When you take a picture at a high shutter speed of 1/125th or 1/500th of a second it’s fast enough to freeze motion and allow you to get a blur-free picture of your subject. This is usually a good thing except when cascading water is involved, as freezing the motion is the opposite of what you are trying to do. Limiting the light allows the water to create motion trails and also adds an entirely different tone to the image, often one of peace and tranquility.
The following two images illustrate what I mean. This first one was taken at 1/60th of a second.
The next one was taken with a much slower shutter speed and feels like an entirely different picture.
What you need to do
In order to cut down on the incoming light and also make sure you are getting the best images you will need to do the following:
- Shoot in Manual Mode so you can force your camera to do what you want, not what it thinks you want. Using Auto or semi-auto modes (P, Av, Tv, A, or S) will usually not work for these types of shots.
- Shoot in RAW so you can tweak your image afterward. It’s difficult to get smooth-water photos just right straight out of the camera and it’s nice to be able to tweak things to your liking.
- Use a small aperture. Not necessarily the smallest aperture your lens allows, because this can sometimes cause image quality to deteriorate due to light diffraction, but a value of around f/11 or f/16 should be fine.
- Use the lowest native ISO value for your camera. This will let you use slower shutter speeds while also giving you the cleanest, sharpest image possible.
- Use the slowest shutter speed possible without overexposing the image too much. If you’re using RAW you can probably overexpose by one stop and recover things in post-production. But much more than that and you’re going to blow out all your highlights.
- Put your camera on a tripod to minimize any shake or wobble from your hands. My favorite is the Joby Gorillapod since it lets me position my camera using just about any available surface, and allows me to get nice and close to the water as well.
Neutral Density Filters
Even with all this, it’s difficult to get a slow enough shutter speed to really create some good smoothing effects, and the solution is to use a Neutral Density filter. This is an inexpensive attachment that screws on to the front of your lens and cuts down the incoming light.
I like to think of it as putting sunglasses on your camera. This is the secret to getting the type of silky smooth water effects you have always admired but never knew how to create on your own.
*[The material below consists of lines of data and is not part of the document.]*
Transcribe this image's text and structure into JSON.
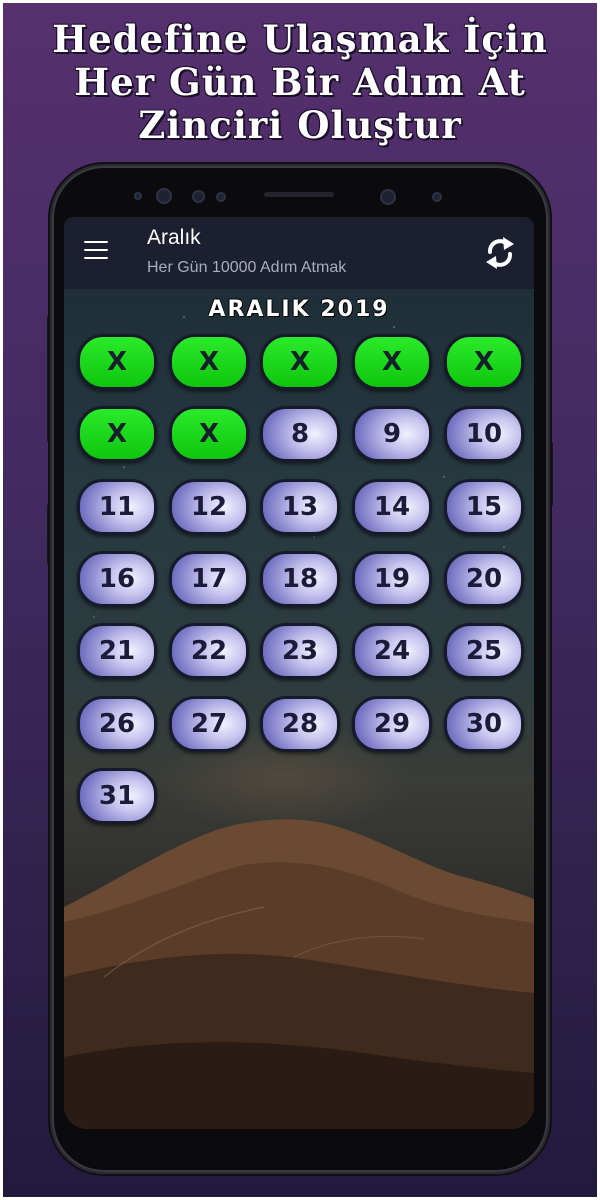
{
  "headline": {
    "line1": "Hedefine Ulaşmak İçin",
    "line2": "Her Gün Bir Adım At",
    "line3": "Zinciri Oluştur"
  },
  "appbar": {
    "title": "Aralık",
    "subtitle": "Her Gün 10000 Adım Atmak"
  },
  "calendar": {
    "month_title": "ARALIK 2019",
    "done_mark": "X",
    "done_color": "#10D010",
    "pending_color": "#C6C3EE",
    "days": [
      {
        "label": "X",
        "done": true
      },
      {
        "label": "X",
        "done": true
      },
      {
        "label": "X",
        "done": true
      },
      {
        "label": "X",
        "done": true
      },
      {
        "label": "X",
        "done": true
      },
      {
        "label": "X",
        "done": true
      },
      {
        "label": "X",
        "done": true
      },
      {
        "label": "8",
        "done": false
      },
      {
        "label": "9",
        "done": false
      },
      {
        "label": "10",
        "done": false
      },
      {
        "label": "11",
        "done": false
      },
      {
        "label": "12",
        "done": false
      },
      {
        "label": "13",
        "done": false
      },
      {
        "label": "14",
        "done": false
      },
      {
        "label": "15",
        "done": false
      },
      {
        "label": "16",
        "done": false
      },
      {
        "label": "17",
        "done": false
      },
      {
        "label": "18",
        "done": false
      },
      {
        "label": "19",
        "done": false
      },
      {
        "label": "20",
        "done": false
      },
      {
        "label": "21",
        "done": false
      },
      {
        "label": "22",
        "done": false
      },
      {
        "label": "23",
        "done": false
      },
      {
        "label": "24",
        "done": false
      },
      {
        "label": "25",
        "done": false
      },
      {
        "label": "26",
        "done": false
      },
      {
        "label": "27",
        "done": false
      },
      {
        "label": "28",
        "done": false
      },
      {
        "label": "29",
        "done": false
      },
      {
        "label": "30",
        "done": false
      },
      {
        "label": "31",
        "done": false
      }
    ]
  },
  "icons": {
    "menu": "hamburger-menu-icon",
    "refresh": "refresh-icon"
  }
}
There are many different kinds of ND filters that block varying levels of light, but my recommendation for smooth-water images is one that blocks 3 or 6 stops of light. Others are available but they block so much light that it’s difficult to get your exposure settings right.
You can find ND filters at any camera retailer but the key is to get one that fits your lens. Look on your lens cap to find the thread size. It will usually be the Greek letter phi followed by a number, such as 53mm or 58mm.
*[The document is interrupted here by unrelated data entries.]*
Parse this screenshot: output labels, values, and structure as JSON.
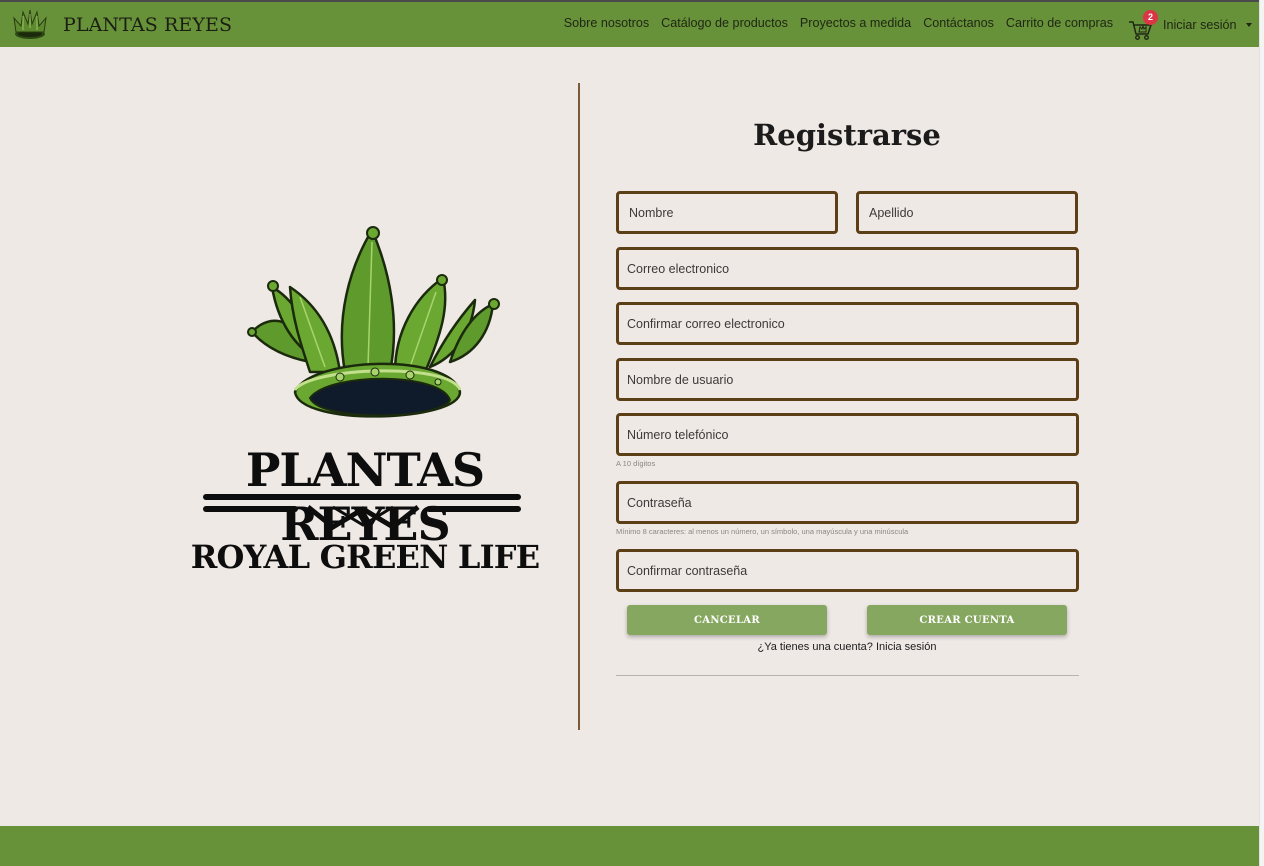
{
  "navbar": {
    "brand": "PLANTAS REYES",
    "links": [
      "Sobre nosotros",
      "Catálogo de productos",
      "Proyectos a medida",
      "Contáctanos",
      "Carrito de compras"
    ],
    "cart_count": "2",
    "login_label": "Iniciar sesión"
  },
  "hero": {
    "brand": "PLANTAS REYES",
    "tagline": "ROYAL GREEN LIFE"
  },
  "form": {
    "title": "Registrarse",
    "fields": {
      "first_name": "Nombre",
      "last_name": "Apellido",
      "email": "Correo electronico",
      "email_confirm": "Confirmar correo electronico",
      "username": "Nombre de usuario",
      "phone": "Número telefónico",
      "password": "Contraseña",
      "password_confirm": "Confirmar contraseña"
    },
    "hints": {
      "phone": "A 10 dígitos",
      "password": "Mínimo 8 caracteres: al menos un número, un símbolo, una mayúscula y una minúscula"
    },
    "cancel_label": "CANCELAR",
    "create_label": "CREAR CUENTA",
    "login_prompt": "¿Ya tienes una cuenta? Inicia sesión"
  },
  "colors": {
    "navbar": "#67923a",
    "background": "#efe9e6",
    "field_border": "#5c3f16",
    "button": "#86a760",
    "badge": "#dc3545"
  }
}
ND filters often come in packs of two or three. While these cheaper ones aren’t going to produce the absolutely highest-quality results they are a fantastic and inexpensive way to get started.
Getting the Shot
I enjoy creating silky smooth water images on cloudy days since it means even more light is blocked – almost like nature’s own ND filter. Morning and evening are good times to shoot as well. But any time of day will work as long as you can get slow shutter speeds using a small aperture, low ISO, and an ND filter.
Use Live View
I like to use Live View when preparing my shot since I can adjust the exposure parameters and see the image lighten or darken in real-time. But if you are using an optical viewfinder just pay attention to your light meter and you should be fine.
When your camera is ready and you have your shot composed, use your camera’s self-timer so you don’t add any shakiness to the image with your fingers when you press the shutter.
This method can also be used for adding a layer of gloss to moving waters, which is a fun way to add a bit of a creative element to pictures taken at the beach. The difference is that instead of trying to get pictures that show the motion of water, you are trying to make the water as smooth as possible.
Limiting the amount of incoming light by using the techniques above (small aperture, low ISO, and ND filters) I was able to virtually eliminate the appearance of imperfections on the surface of the water.
Creating these types of images can be addicting! Once you get the hang of it, you may want to spend all day seeing what you can create with your camera. It doesn’t take much, but it opens up a whole new photography frontier that can be extraordinarily enjoyable and highly rewarding.